Europe must be careful not to turn itself into a fortress just to keep out immigrants, a French minister has said.
Thousands of Africans are risking their lives to reach Europe
Addressing a European-African migration conference, French Interior Minister Nicolas Sarkozy said the concept of zero immigration was a dangerous myth.
Ministers from 57 European and African nations are meeting in the Moroccan capital Rabat to discuss ways of dealing with migrants.
Increasing numbers of Africans are coming to Europe in search of work.
Delegates are discussing human trafficking and security but also ways of alleviating the poverty which causes many migrants to seek a better life.
Already this year at least 8,000 African migrants have reached Spain's Canary Islands alone.
Hundreds more have landed on Malta and the Italian island of Lampedusa.
Speaking at the opening of the two-day conference, Mr Sarkozy, who is known for his hardline view on immigration, warned that it would not be in Europe's interest to turn itself into a fortress.
But he warned that Europe could not absorb all those who saw it as an El Dorado - a move which, he said, would destabilise the continent.
The failure to offer opportunities to African youth today would spell disaster for Europe tomorrow, he warned.
Mr Sarkozy, who has been widely attacked for drafting a controversial new law to curb immigration to France, also called for a new financial institution to help African migrants in Europe to send money home.
Delegates also heard a statement from French President Jacques Chirac in which he called for a joint approach to tackle illegal immigration "with respect for human dignity but with firmness".
Illegal migration required an "energetic fight against trafficking networks" along with "co-operation to improve border surveillance," he said, while stressing the need for Europe to enter a development partnership with Africa.
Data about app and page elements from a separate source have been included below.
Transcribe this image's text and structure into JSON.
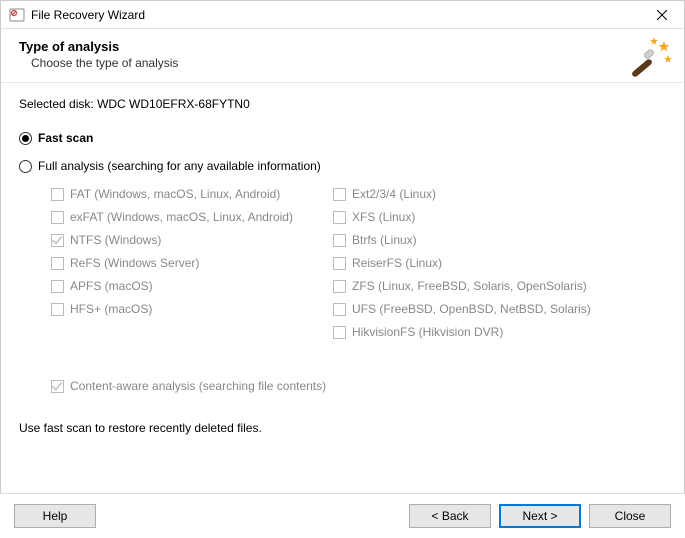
{
  "window": {
    "title": "File Recovery Wizard"
  },
  "header": {
    "title": "Type of analysis",
    "subtitle": "Choose the type of analysis"
  },
  "selectedDisk": {
    "label": "Selected disk:",
    "value": "WDC WD10EFRX-68FYTN0"
  },
  "analysis": {
    "fastScan": "Fast scan",
    "fullAnalysis": "Full analysis (searching for any available information)",
    "selected": "fast"
  },
  "fsLeft": [
    {
      "label": "FAT (Windows, macOS, Linux, Android)",
      "checked": false
    },
    {
      "label": "exFAT (Windows, macOS, Linux, Android)",
      "checked": false
    },
    {
      "label": "NTFS (Windows)",
      "checked": true
    },
    {
      "label": "ReFS (Windows Server)",
      "checked": false
    },
    {
      "label": "APFS (macOS)",
      "checked": false
    },
    {
      "label": "HFS+ (macOS)",
      "checked": false
    }
  ],
  "fsRight": [
    {
      "label": "Ext2/3/4 (Linux)",
      "checked": false
    },
    {
      "label": "XFS (Linux)",
      "checked": false
    },
    {
      "label": "Btrfs (Linux)",
      "checked": false
    },
    {
      "label": "ReiserFS (Linux)",
      "checked": false
    },
    {
      "label": "ZFS (Linux, FreeBSD, Solaris, OpenSolaris)",
      "checked": false
    },
    {
      "label": "UFS (FreeBSD, OpenBSD, NetBSD, Solaris)",
      "checked": false
    },
    {
      "label": "HikvisionFS (Hikvision DVR)",
      "checked": false
    }
  ],
  "contentAware": {
    "label": "Content-aware analysis (searching file contents)",
    "checked": true
  },
  "hint": "Use fast scan to restore recently deleted files.",
  "buttons": {
    "help": "Help",
    "back": "< Back",
    "next": "Next >",
    "close": "Close"
  }
}
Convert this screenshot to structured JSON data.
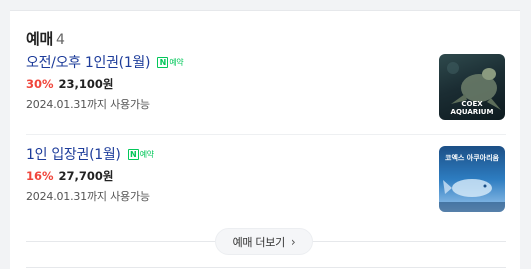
{
  "section": {
    "title": "예매",
    "count": "4"
  },
  "items": [
    {
      "title": "오전/오후 1인권(1월)",
      "npay_icon": "N",
      "npay_text": "예약",
      "discount": "30%",
      "price": "23,100원",
      "valid": "2024.01.31까지 사용가능",
      "thumb_text": "COEX AQUARIUM"
    },
    {
      "title": "1인 입장권(1월)",
      "npay_icon": "N",
      "npay_text": "예약",
      "discount": "16%",
      "price": "27,700원",
      "valid": "2024.01.31까지 사용가능",
      "thumb_text": "코엑스 아쿠아리움"
    }
  ],
  "more_button": {
    "label": "예매 더보기",
    "chevron": "›"
  }
}
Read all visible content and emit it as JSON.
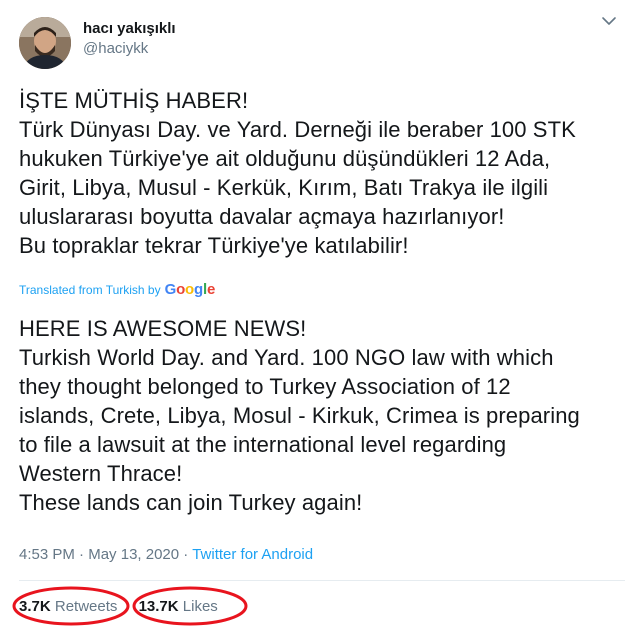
{
  "author": {
    "display_name": "hacı yakışıklı",
    "handle": "@haciykk"
  },
  "icons": {
    "menu": "chevron-down-icon"
  },
  "original_text": "İŞTE MÜTHİŞ HABER!\nTürk Dünyası Day. ve Yard. Derneği ile beraber 100 STK\nhukuken Türkiye'ye ait olduğunu düşündükleri 12 Ada,\nGirit, Libya, Musul - Kerkük, Kırım, Batı Trakya ile ilgili\nuluslararası boyutta davalar açmaya hazırlanıyor!\nBu topraklar tekrar Türkiye'ye katılabilir!",
  "translation": {
    "label": "Translated from Turkish by",
    "provider": "Google",
    "text": "HERE IS AWESOME NEWS!\n Turkish World Day. and Yard. 100 NGO law with which\nthey thought belonged to Turkey Association of 12\nislands, Crete, Libya, Mosul - Kirkuk, Crimea is preparing\nto file a lawsuit at the international level regarding\nWestern Thrace!\n These lands can join Turkey again!"
  },
  "meta": {
    "time": "4:53 PM",
    "separator": "·",
    "date": "May 13, 2020",
    "source": "Twitter for Android"
  },
  "stats": {
    "retweets_count": "3.7K",
    "retweets_label": "Retweets",
    "likes_count": "13.7K",
    "likes_label": "Likes"
  },
  "colors": {
    "link": "#1da1f2",
    "secondary_text": "#657786",
    "annotation_circle": "#e8141e"
  }
}
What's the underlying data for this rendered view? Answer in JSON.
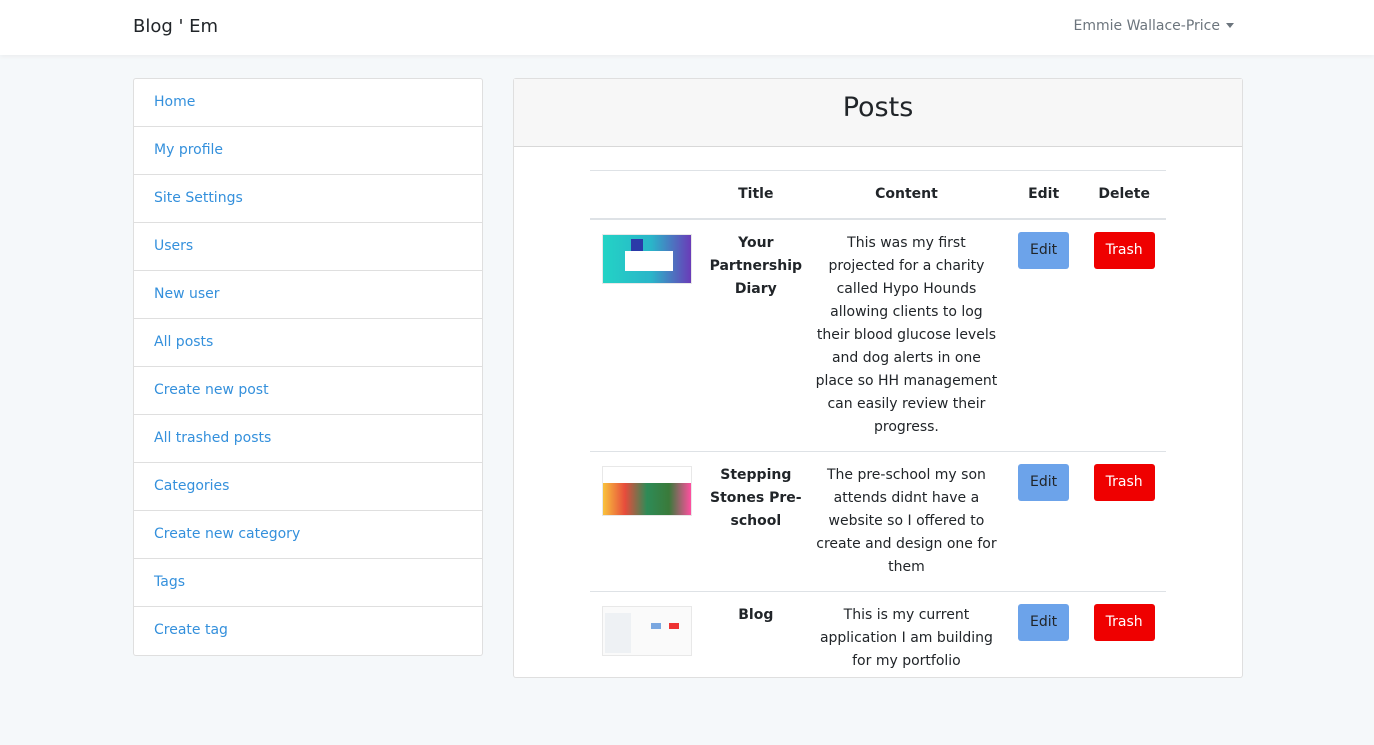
{
  "navbar": {
    "brand": "Blog ' Em",
    "user_name": "Emmie Wallace-Price"
  },
  "sidebar": {
    "items": [
      {
        "label": "Home"
      },
      {
        "label": "My profile"
      },
      {
        "label": "Site Settings"
      },
      {
        "label": "Users"
      },
      {
        "label": "New user"
      },
      {
        "label": "All posts"
      },
      {
        "label": "Create new post"
      },
      {
        "label": "All trashed posts"
      },
      {
        "label": "Categories"
      },
      {
        "label": "Create new category"
      },
      {
        "label": "Tags"
      },
      {
        "label": "Create tag"
      }
    ]
  },
  "posts": {
    "heading": "Posts",
    "columns": {
      "image": "",
      "title": "Title",
      "content": "Content",
      "edit": "Edit",
      "delete": "Delete"
    },
    "rows": [
      {
        "title": "Your Partnership Diary",
        "content": "This was my first projected for a charity called Hypo Hounds allowing clients to log their blood glucose levels and dog alerts in one place so HH management can easily review their progress.",
        "edit_label": "Edit",
        "trash_label": "Trash"
      },
      {
        "title": "Stepping Stones Pre-school",
        "content": "The pre-school my son attends didnt have a website so I offered to create and design one for them",
        "edit_label": "Edit",
        "trash_label": "Trash"
      },
      {
        "title": "Blog",
        "content": "This is my current application I am building for my portfolio",
        "edit_label": "Edit",
        "trash_label": "Trash"
      }
    ]
  },
  "colors": {
    "link": "#3490dc",
    "edit_button": "#6ca3ea",
    "trash_button": "#ef0000",
    "background": "#f5f8fa"
  }
}
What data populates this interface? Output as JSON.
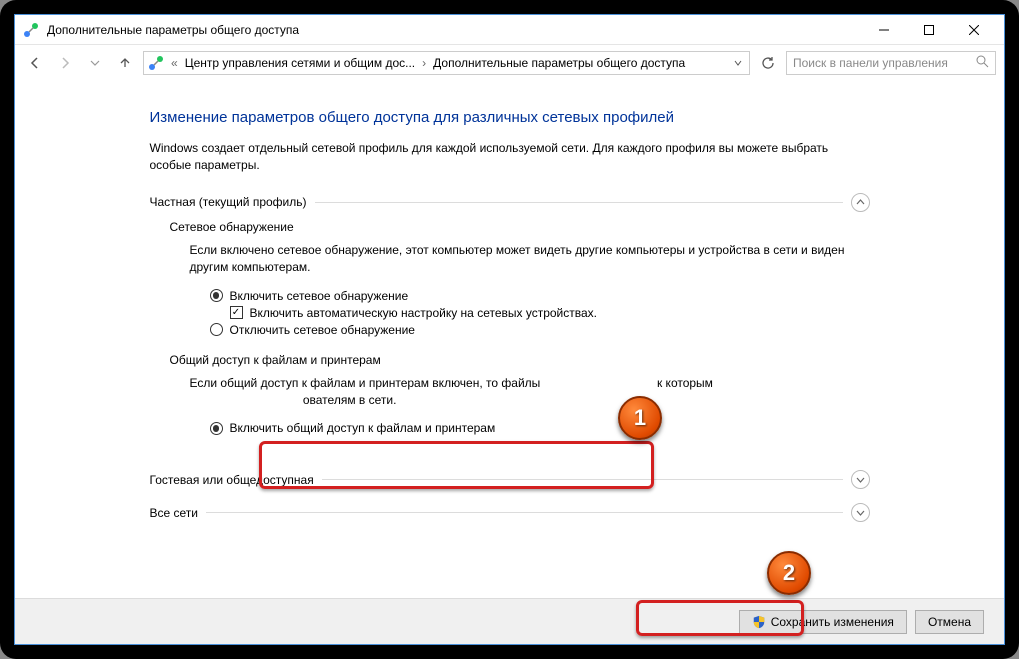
{
  "window": {
    "title": "Дополнительные параметры общего доступа"
  },
  "breadcrumb": {
    "item1": "Центр управления сетями и общим дос...",
    "item2": "Дополнительные параметры общего доступа",
    "chev_left": "«"
  },
  "search": {
    "placeholder": "Поиск в панели управления"
  },
  "page": {
    "heading": "Изменение параметров общего доступа для различных сетевых профилей",
    "intro": "Windows создает отдельный сетевой профиль для каждой используемой сети. Для каждого профиля вы можете выбрать особые параметры."
  },
  "sections": {
    "private": {
      "title": "Частная (текущий профиль)",
      "discovery": {
        "title": "Сетевое обнаружение",
        "desc": "Если включено сетевое обнаружение, этот компьютер может видеть другие компьютеры и устройства в сети и виден другим компьютерам.",
        "opt_on": "Включить сетевое обнаружение",
        "opt_auto": "Включить автоматическую настройку на сетевых устройствах.",
        "opt_off": "Отключить сетевое обнаружение"
      },
      "fileshare": {
        "title": "Общий доступ к файлам и принтерам",
        "desc_a": "Если общий доступ к файлам и принтерам включен, то файлы",
        "desc_b": "к которым",
        "opt_on": "Включить общий доступ к файлам и принтерам",
        "desc_gap": "                                  ователям в сети."
      }
    },
    "guest": {
      "title": "Гостевая или общедоступная"
    },
    "all": {
      "title": "Все сети"
    }
  },
  "footer": {
    "save": "Сохранить изменения",
    "cancel": "Отмена"
  },
  "callouts": {
    "c1": "1",
    "c2": "2"
  }
}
"Let us offer Africa's youth a future of dignity. Then it will not risk resorting to violence and extremism, or choosing, en masse, the paths of exile," he said.
The Rabat conference is supposed to develop a common approach between Europe and Africa - tougher policing and action against human trafficking but also measures to deal with the poverty and conflict which drive would-be migrants to seek a better life elsewhere.
The UN High Commissioner for Refugees Antonio Guterres said that the movement of both refugees and migrants was frequently rooted in the broader problem of under-development.
Presenting delegates with a 10-point action plan, Mr Guterres urged governments to work together to protect the rights of both refugees and migrants.
"I hope that this conference will enable the states of Africa and Europe to formulate cooperative approaches to the challenge of development - approaches which can help us to create the conditions that enable people to migrate out of choice, rather than necessity," he said.
Europe talks increasingly about managed migration, choosing the migrants it wants to fill gaps in the labour market.
But African countries fear that means they will lose their best and brightest, slowing down their development still further.
Morocco is the jumping-off point for migrants from sub-Saharan Africa, from Senegal and Mali, Cameroon and the Democratic Republic of Congo.
But many get to Morocco only to find they cannot go any further - the land routes are closed and there are more patrols at sea.
The Moroccan authorities do not want them there.
They have stopped granting residence permits even to statutory refugees.
Many of the migrants complain of racism and violence.
They stay because going back would be worse - for some because their countries are at war, for others because the shame of admitting defeat is simply too great to be borne.